Records from a collection
______

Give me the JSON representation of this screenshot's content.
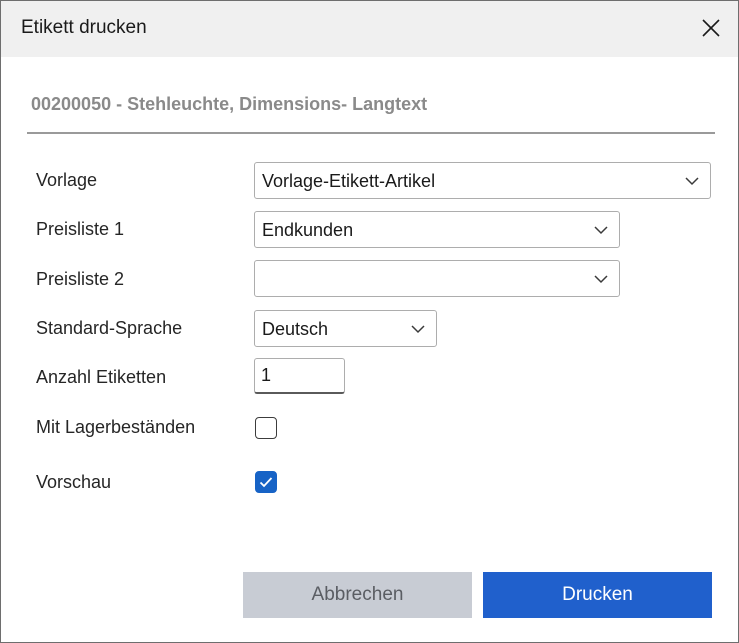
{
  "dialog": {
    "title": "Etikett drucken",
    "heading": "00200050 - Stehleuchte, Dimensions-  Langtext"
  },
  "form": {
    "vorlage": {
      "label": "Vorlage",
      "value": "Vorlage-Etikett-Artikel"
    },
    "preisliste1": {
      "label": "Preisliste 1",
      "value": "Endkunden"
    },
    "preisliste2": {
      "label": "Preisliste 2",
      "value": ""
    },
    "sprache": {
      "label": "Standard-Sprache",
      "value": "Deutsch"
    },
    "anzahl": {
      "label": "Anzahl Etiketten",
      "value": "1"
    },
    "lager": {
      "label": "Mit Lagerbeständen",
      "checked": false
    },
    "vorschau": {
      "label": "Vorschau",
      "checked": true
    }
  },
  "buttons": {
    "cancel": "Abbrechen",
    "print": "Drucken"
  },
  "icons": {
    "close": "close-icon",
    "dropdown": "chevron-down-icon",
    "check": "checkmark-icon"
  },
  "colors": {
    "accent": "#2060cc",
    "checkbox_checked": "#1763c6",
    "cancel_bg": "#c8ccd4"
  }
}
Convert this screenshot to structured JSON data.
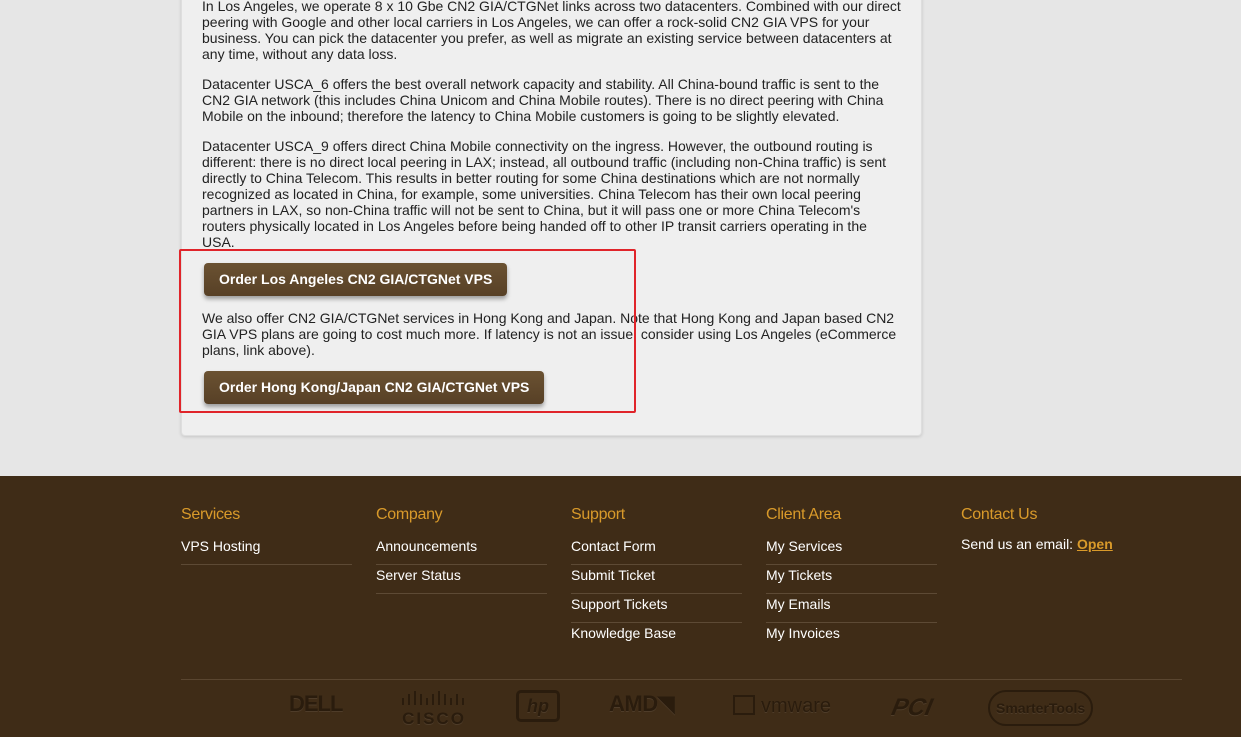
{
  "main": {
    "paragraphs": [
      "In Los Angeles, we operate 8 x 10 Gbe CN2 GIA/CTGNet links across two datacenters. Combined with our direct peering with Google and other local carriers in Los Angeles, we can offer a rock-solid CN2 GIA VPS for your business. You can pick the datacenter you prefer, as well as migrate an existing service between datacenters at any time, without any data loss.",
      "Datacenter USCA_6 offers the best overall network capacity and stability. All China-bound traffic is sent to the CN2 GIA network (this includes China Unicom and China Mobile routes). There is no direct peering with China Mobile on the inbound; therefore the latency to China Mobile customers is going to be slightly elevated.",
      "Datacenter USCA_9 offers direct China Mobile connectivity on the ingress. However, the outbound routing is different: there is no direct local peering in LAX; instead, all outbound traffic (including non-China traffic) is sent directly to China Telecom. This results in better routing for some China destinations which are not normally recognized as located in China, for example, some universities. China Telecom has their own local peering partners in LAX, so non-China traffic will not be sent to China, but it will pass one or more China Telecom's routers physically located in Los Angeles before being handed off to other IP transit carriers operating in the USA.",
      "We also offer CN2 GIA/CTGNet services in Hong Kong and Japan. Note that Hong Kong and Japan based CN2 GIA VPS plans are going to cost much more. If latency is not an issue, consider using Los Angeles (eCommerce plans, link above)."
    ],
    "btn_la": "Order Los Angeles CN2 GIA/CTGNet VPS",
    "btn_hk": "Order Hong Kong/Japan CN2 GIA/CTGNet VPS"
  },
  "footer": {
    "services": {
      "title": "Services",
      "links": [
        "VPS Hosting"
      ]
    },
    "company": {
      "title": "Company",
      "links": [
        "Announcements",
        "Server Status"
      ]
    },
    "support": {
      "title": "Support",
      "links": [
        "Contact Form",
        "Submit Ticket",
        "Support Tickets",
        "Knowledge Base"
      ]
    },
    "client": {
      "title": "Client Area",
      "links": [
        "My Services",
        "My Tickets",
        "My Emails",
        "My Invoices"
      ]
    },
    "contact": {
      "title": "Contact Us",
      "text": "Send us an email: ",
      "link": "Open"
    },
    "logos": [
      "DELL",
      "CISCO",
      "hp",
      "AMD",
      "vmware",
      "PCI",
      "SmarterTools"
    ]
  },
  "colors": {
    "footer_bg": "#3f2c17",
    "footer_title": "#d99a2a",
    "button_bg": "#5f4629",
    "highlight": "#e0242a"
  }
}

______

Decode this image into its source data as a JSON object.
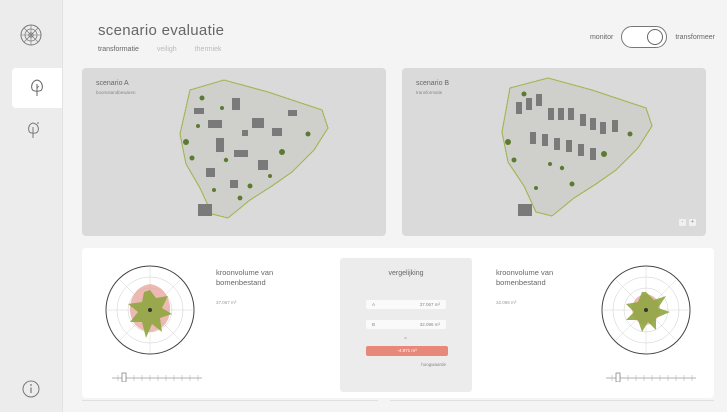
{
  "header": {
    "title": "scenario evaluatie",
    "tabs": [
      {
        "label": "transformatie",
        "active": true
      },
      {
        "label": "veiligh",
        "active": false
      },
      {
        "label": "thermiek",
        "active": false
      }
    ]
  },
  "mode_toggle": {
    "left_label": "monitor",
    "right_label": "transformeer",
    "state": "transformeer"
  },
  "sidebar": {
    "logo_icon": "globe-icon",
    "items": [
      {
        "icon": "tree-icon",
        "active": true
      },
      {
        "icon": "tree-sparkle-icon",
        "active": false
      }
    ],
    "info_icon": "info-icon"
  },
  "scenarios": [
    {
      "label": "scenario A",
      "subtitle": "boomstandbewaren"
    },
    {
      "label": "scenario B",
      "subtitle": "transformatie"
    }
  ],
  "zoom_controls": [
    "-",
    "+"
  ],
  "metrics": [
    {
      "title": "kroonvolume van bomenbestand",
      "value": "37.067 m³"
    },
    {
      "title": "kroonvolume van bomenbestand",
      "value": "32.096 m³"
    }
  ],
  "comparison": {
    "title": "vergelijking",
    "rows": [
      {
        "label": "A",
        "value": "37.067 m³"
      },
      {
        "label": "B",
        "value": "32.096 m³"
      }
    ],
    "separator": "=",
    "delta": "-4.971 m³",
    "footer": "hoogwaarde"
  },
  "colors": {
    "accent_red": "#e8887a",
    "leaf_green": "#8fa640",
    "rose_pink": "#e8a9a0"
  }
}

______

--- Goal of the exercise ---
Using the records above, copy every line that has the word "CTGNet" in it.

--- Response ---
      "In Los Angeles, we operate 8 x 10 Gbe CN2 GIA/CTGNet links across two datacenters. Combined with our direct peering with Google and other local carriers in Los Angeles, we can offer a rock-solid CN2 GIA VPS for your business. You can pick the datacenter you prefer, as well as migrate an existing service between datacenters at any time, without any data loss.",
      "We also offer CN2 GIA/CTGNet services in Hong Kong and Japan. Note that Hong Kong and Japan based CN2 GIA VPS plans are going to cost much more. If latency is not an issue, consider using Los Angeles (eCommerce plans, link above)."
    "btn_la": "Order Los Angeles CN2 GIA/CTGNet VPS",
    "btn_hk": "Order Hong Kong/Japan CN2 GIA/CTGNet VPS"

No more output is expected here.